Thanksgiving is a uniquely American tradition--a time to join together with friends and family to celebrate the gifts we've been given. As we move forward into the holiday season, I think it's especially poignant that we stop and say thank you for our blessings.
Many of us know the story of the first Thanksgiving. Pilgrims came to America from Europe, struggling to survive in the New World. Some historians cite religious freedom as their major motive while others point to economic concerns, yet regardless of their motives, they made it to America and put down roots that would last for centuries.
When we think about the Thanksgiving story, we think about the Pilgrims and the Wampanoag sitting down to a feast to celebrate a successful harvest. We see cultures blending, barriers breaking down, and friends being made out of strangers.

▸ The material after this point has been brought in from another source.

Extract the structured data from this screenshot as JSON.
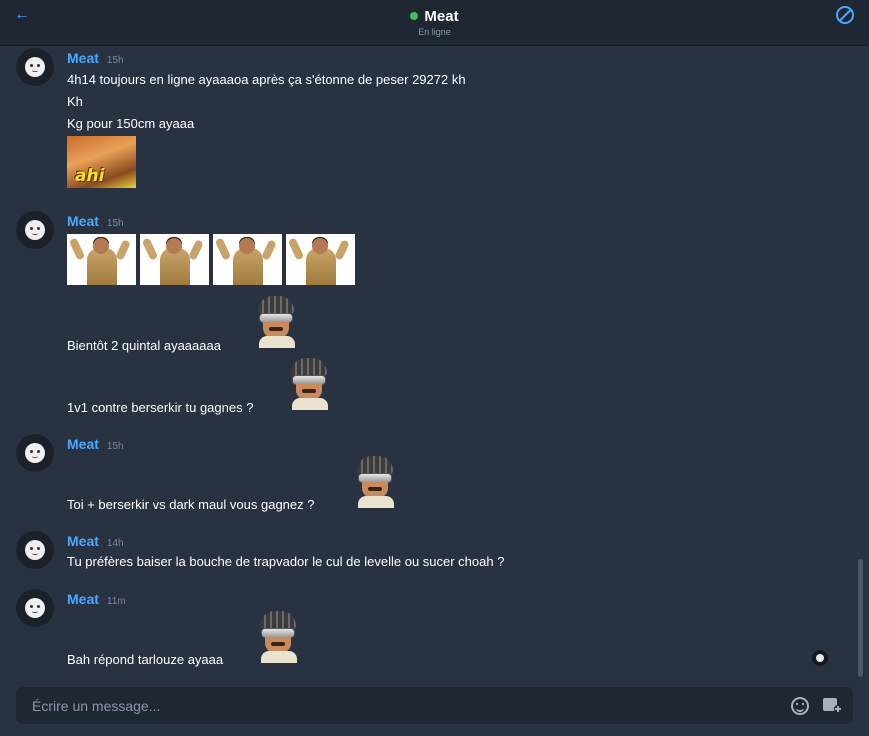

Now we all know that the real story isn't quite so romantic, but we can't escape this notion that Thanksgiving is a time of coming together, sharing in plenty, and breaking down the barriers between people and cultures.

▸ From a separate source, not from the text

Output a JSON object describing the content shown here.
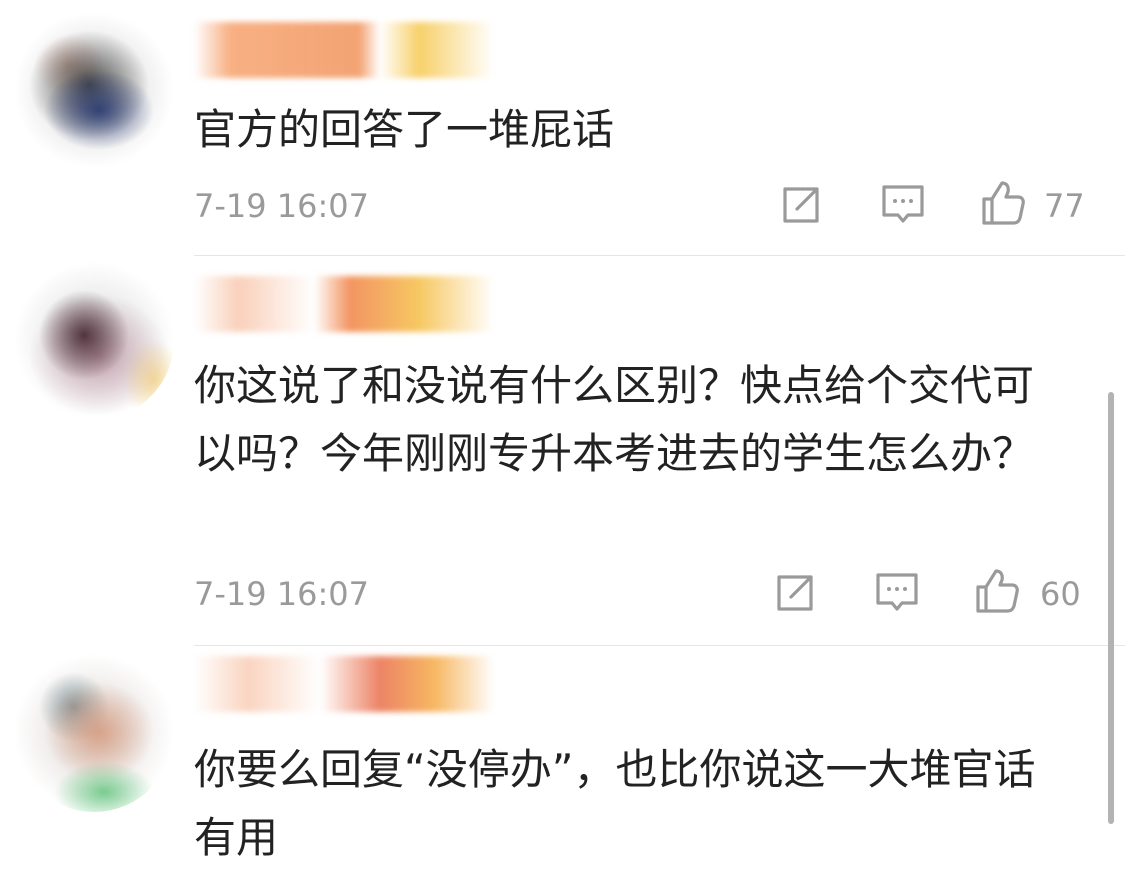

This is why I find it so ironically heartbreaking that, on the eve of such a sacred holiday in America, State Governors and members of Congress are calling for America to lock her doors and throw away the keys.

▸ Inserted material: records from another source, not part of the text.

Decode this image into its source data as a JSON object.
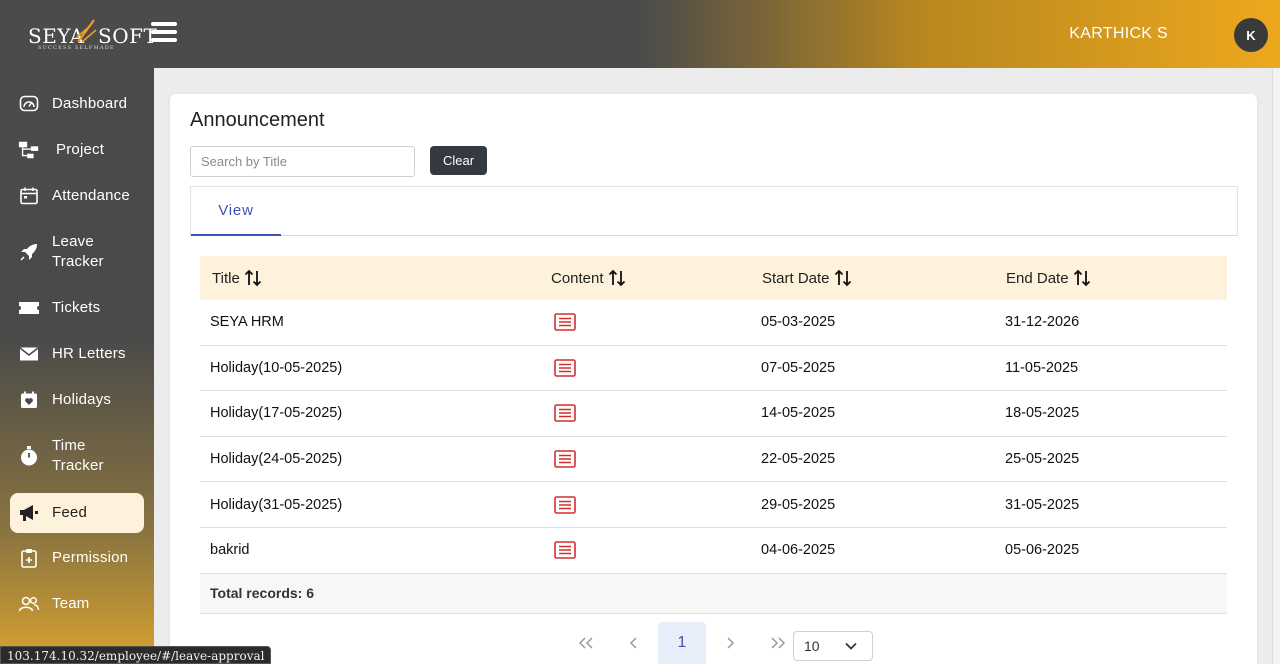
{
  "brand": {
    "name_left": "SEYA",
    "name_right": "SOFT",
    "tagline": "SUCCESS SELFMADE"
  },
  "user": {
    "name": "KARTHICK S",
    "initial": "K"
  },
  "sidebar": {
    "items": [
      {
        "label": "Dashboard",
        "icon": "dashboard-icon"
      },
      {
        "label": "Project",
        "icon": "project-icon"
      },
      {
        "label": "Attendance",
        "icon": "calendar-icon"
      },
      {
        "label": "Leave Tracker",
        "icon": "rocket-icon"
      },
      {
        "label": "Tickets",
        "icon": "ticket-icon"
      },
      {
        "label": "HR Letters",
        "icon": "envelope-icon"
      },
      {
        "label": "Holidays",
        "icon": "calendar-heart-icon"
      },
      {
        "label": "Time Tracker",
        "icon": "stopwatch-icon"
      },
      {
        "label": "Feed",
        "icon": "megaphone-icon",
        "active": true
      },
      {
        "label": "Permission",
        "icon": "clipboard-icon"
      },
      {
        "label": "Team",
        "icon": "team-icon"
      }
    ]
  },
  "main": {
    "title": "Announcement",
    "search": {
      "placeholder": "Search by Title",
      "value": ""
    },
    "clear_label": "Clear",
    "tab": "View"
  },
  "table": {
    "columns": [
      "Title",
      "Content",
      "Start Date",
      "End Date"
    ],
    "rows": [
      {
        "title": "SEYA HRM",
        "start": "05-03-2025",
        "end": "31-12-2026"
      },
      {
        "title": "Holiday(10-05-2025)",
        "start": "07-05-2025",
        "end": "11-05-2025"
      },
      {
        "title": "Holiday(17-05-2025)",
        "start": "14-05-2025",
        "end": "18-05-2025"
      },
      {
        "title": "Holiday(24-05-2025)",
        "start": "22-05-2025",
        "end": "25-05-2025"
      },
      {
        "title": "Holiday(31-05-2025)",
        "start": "29-05-2025",
        "end": "31-05-2025"
      },
      {
        "title": "bakrid",
        "start": "04-06-2025",
        "end": "05-06-2025"
      }
    ],
    "total_label": "Total records: 6"
  },
  "pagination": {
    "current_page": "1",
    "per_page": "10"
  },
  "status_url": "103.174.10.32/employee/#/leave-approval",
  "colors": {
    "accent": "#3f51b5",
    "brand_gold": "#eda81e",
    "content_icon": "#d32f2f",
    "header_row": "#fef2dc"
  }
}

Many people, driven by fear and anger, are willing to shut the door and say that America is no longer the land of the free and the home of the brave, despite that same door being opened to our own families. This land is my land; this land is your land--unless you're one of the tired, poor, huddled masses yearning to breathe free.
We are being called to make a decision about the kind of nation we want to be: the shining city on a hill or a walled-off land with a "No Trespassing" sign.
I'm personally grateful to live in a nation that opens its doors to those in need and offers a safe place of refuge for those going through trials and tribulations most of us could never imagine.
After all, Thanksgiving is a moment to pause and reflect leading into the holiday season--and I can think of very special political refugee who was told there was no room at the inn.